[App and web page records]

===

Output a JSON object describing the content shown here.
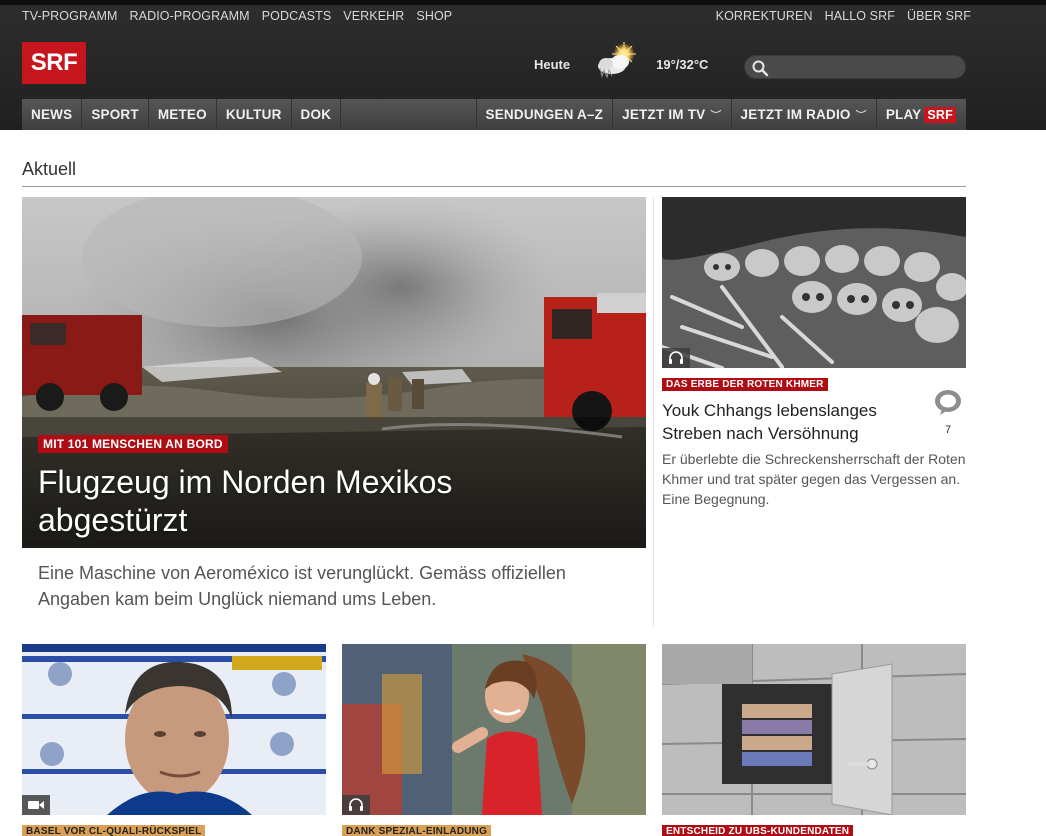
{
  "header": {
    "left_links": [
      "TV-PROGRAMM",
      "RADIO-PROGRAMM",
      "PODCASTS",
      "VERKEHR",
      "SHOP"
    ],
    "right_links": [
      "KORREKTUREN",
      "HALLO SRF",
      "ÜBER SRF"
    ],
    "logo": "SRF",
    "weather": {
      "day": "Heute",
      "temperature": "19°/32°C",
      "icon": "sun-cloud-icon"
    },
    "search": {
      "placeholder": "",
      "icon": "search-icon"
    }
  },
  "nav": {
    "left": [
      "NEWS",
      "SPORT",
      "METEO",
      "KULTUR",
      "DOK"
    ],
    "sendungen": "SENDUNGEN A–Z",
    "jetzt_tv": "JETZT IM TV",
    "jetzt_radio": "JETZT IM RADIO",
    "play": "PLAY",
    "play_badge": "SRF"
  },
  "section": {
    "title": "Aktuell"
  },
  "lead": {
    "kicker": "MIT 101 MENSCHEN AN BORD",
    "title": "Flugzeug im Norden Mexikos abgestürzt",
    "teaser": "Eine Maschine von Aeroméxico ist verunglückt. Gemäss offiziellen Angaben kam beim Unglück niemand ums Leben."
  },
  "side": {
    "kicker": "DAS ERBE DER ROTEN KHMER",
    "title": "Youk Chhangs lebenslanges Streben nach Versöhnung",
    "teaser": "Er überlebte die Schreckensherrschaft der Roten Khmer und trat später gegen das Vergessen an. Eine Begegnung.",
    "comments": "7",
    "media": "headphones-icon"
  },
  "cards": [
    {
      "kicker": "BASEL VOR CL-QUALI-RÜCKSPIEL",
      "media": "video-icon"
    },
    {
      "kicker": "DANK SPEZIAL-EINLADUNG",
      "media": "headphones-icon"
    },
    {
      "kicker": "ENTSCHEID ZU UBS-KUNDENDATEN"
    }
  ],
  "colors": {
    "brand_red": "#c6151d",
    "kicker_red": "#af0c14",
    "kicker_orange": "#d9a056",
    "header_dark": "#2a2a2a"
  }
}
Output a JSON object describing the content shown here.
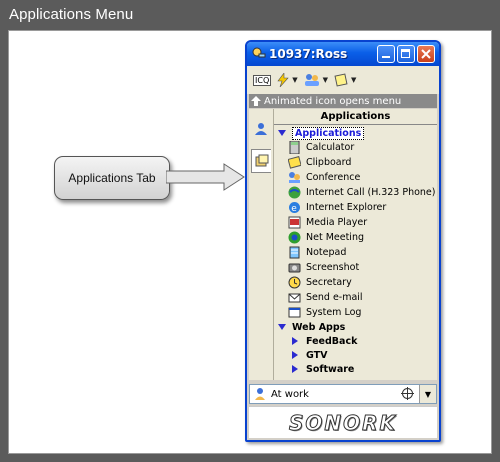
{
  "page": {
    "title": "Applications Menu"
  },
  "callout": {
    "text": "Applications Tab"
  },
  "window": {
    "title": "10937:Ross",
    "toolbar": {
      "first_item_label": "ICQ"
    },
    "hint": "Animated icon opens menu",
    "panel_header": "Applications",
    "tree": {
      "root": "Applications",
      "items": [
        {
          "label": "Calculator",
          "icon": "calculator-icon"
        },
        {
          "label": "Clipboard",
          "icon": "clipboard-icon"
        },
        {
          "label": "Conference",
          "icon": "conference-icon"
        },
        {
          "label": "Internet Call (H.323 Phone)",
          "icon": "internet-call-icon"
        },
        {
          "label": "Internet Explorer",
          "icon": "internet-explorer-icon"
        },
        {
          "label": "Media Player",
          "icon": "media-player-icon"
        },
        {
          "label": "Net Meeting",
          "icon": "net-meeting-icon"
        },
        {
          "label": "Notepad",
          "icon": "notepad-icon"
        },
        {
          "label": "Screenshot",
          "icon": "screenshot-icon"
        },
        {
          "label": "Secretary",
          "icon": "secretary-icon"
        },
        {
          "label": "Send e-mail",
          "icon": "email-icon"
        },
        {
          "label": "System Log",
          "icon": "system-log-icon"
        }
      ],
      "web_apps": {
        "label": "Web Apps",
        "items": [
          "FeedBack",
          "GTV",
          "Software"
        ]
      }
    },
    "status": {
      "label": "At work"
    },
    "logo": "SONORK"
  }
}
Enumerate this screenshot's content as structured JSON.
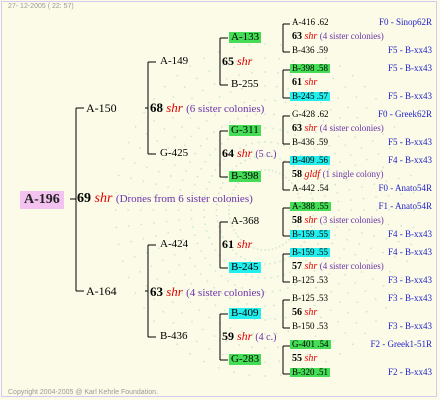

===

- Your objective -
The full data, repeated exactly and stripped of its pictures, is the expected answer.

- Solution below -
Output a JSON object describing the content shown here.
{
  "header": {
    "left_links": [
      "TV-PROGRAMM",
      "RADIO-PROGRAMM",
      "PODCASTS",
      "VERKEHR",
      "SHOP"
    ],
    "right_links": [
      "KORREKTUREN",
      "HALLO SRF",
      "ÜBER SRF"
    ],
    "logo": "SRF",
    "weather": {
      "day": "Heute",
      "temperature": "19°/32°C",
      "icon": "sun-cloud-icon"
    },
    "search": {
      "placeholder": "",
      "icon": "search-icon"
    }
  },
  "nav": {
    "left": [
      "NEWS",
      "SPORT",
      "METEO",
      "KULTUR",
      "DOK"
    ],
    "sendungen": "SENDUNGEN A–Z",
    "jetzt_tv": "JETZT IM TV",
    "jetzt_radio": "JETZT IM RADIO",
    "play": "PLAY",
    "play_badge": "SRF"
  },
  "section": {
    "title": "Aktuell"
  },
  "lead": {
    "kicker": "MIT 101 MENSCHEN AN BORD",
    "title": "Flugzeug im Norden Mexikos abgestürzt",
    "teaser": "Eine Maschine von Aeroméxico ist verunglückt. Gemäss offiziellen Angaben kam beim Unglück niemand ums Leben."
  },
  "side": {
    "kicker": "DAS ERBE DER ROTEN KHMER",
    "title": "Youk Chhangs lebenslanges Streben nach Versöhnung",
    "teaser": "Er überlebte die Schreckensherrschaft der Roten Khmer und trat später gegen das Vergessen an. Eine Begegnung.",
    "comments": "7",
    "media": "headphones-icon"
  },
  "cards": [
    {
      "kicker": "BASEL VOR CL-QUALI-RÜCKSPIEL",
      "media": "video-icon"
    },
    {
      "kicker": "DANK SPEZIAL-EINLADUNG",
      "media": "headphones-icon"
    },
    {
      "kicker": "ENTSCHEID ZU UBS-KUNDENDATEN"
    }
  ],
  "colors": {
    "brand_red": "#c6151d",
    "kicker_red": "#af0c14",
    "kicker_orange": "#d9a056",
    "header_dark": "#2a2a2a"
  }
}
Output a JSON object describing the content shown here.
{
  "page": {
    "title": "Applications Menu"
  },
  "callout": {
    "text": "Applications Tab"
  },
  "window": {
    "title": "10937:Ross",
    "toolbar": {
      "first_item_label": "ICQ"
    },
    "hint": "Animated icon opens menu",
    "panel_header": "Applications",
    "tree": {
      "root": "Applications",
      "items": [
        {
          "label": "Calculator",
          "icon": "calculator-icon"
        },
        {
          "label": "Clipboard",
          "icon": "clipboard-icon"
        },
        {
          "label": "Conference",
          "icon": "conference-icon"
        },
        {
          "label": "Internet Call (H.323 Phone)",
          "icon": "internet-call-icon"
        },
        {
          "label": "Internet Explorer",
          "icon": "internet-explorer-icon"
        },
        {
          "label": "Media Player",
          "icon": "media-player-icon"
        },
        {
          "label": "Net Meeting",
          "icon": "net-meeting-icon"
        },
        {
          "label": "Notepad",
          "icon": "notepad-icon"
        },
        {
          "label": "Screenshot",
          "icon": "screenshot-icon"
        },
        {
          "label": "Secretary",
          "icon": "secretary-icon"
        },
        {
          "label": "Send e-mail",
          "icon": "email-icon"
        },
        {
          "label": "System Log",
          "icon": "system-log-icon"
        }
      ],
      "web_apps": {
        "label": "Web Apps",
        "items": [
          "FeedBack",
          "GTV",
          "Software"
        ]
      }
    },
    "status": {
      "label": "At work"
    },
    "logo": "SONORK"
  }
}
Enumerate this screenshot's content as structured JSON.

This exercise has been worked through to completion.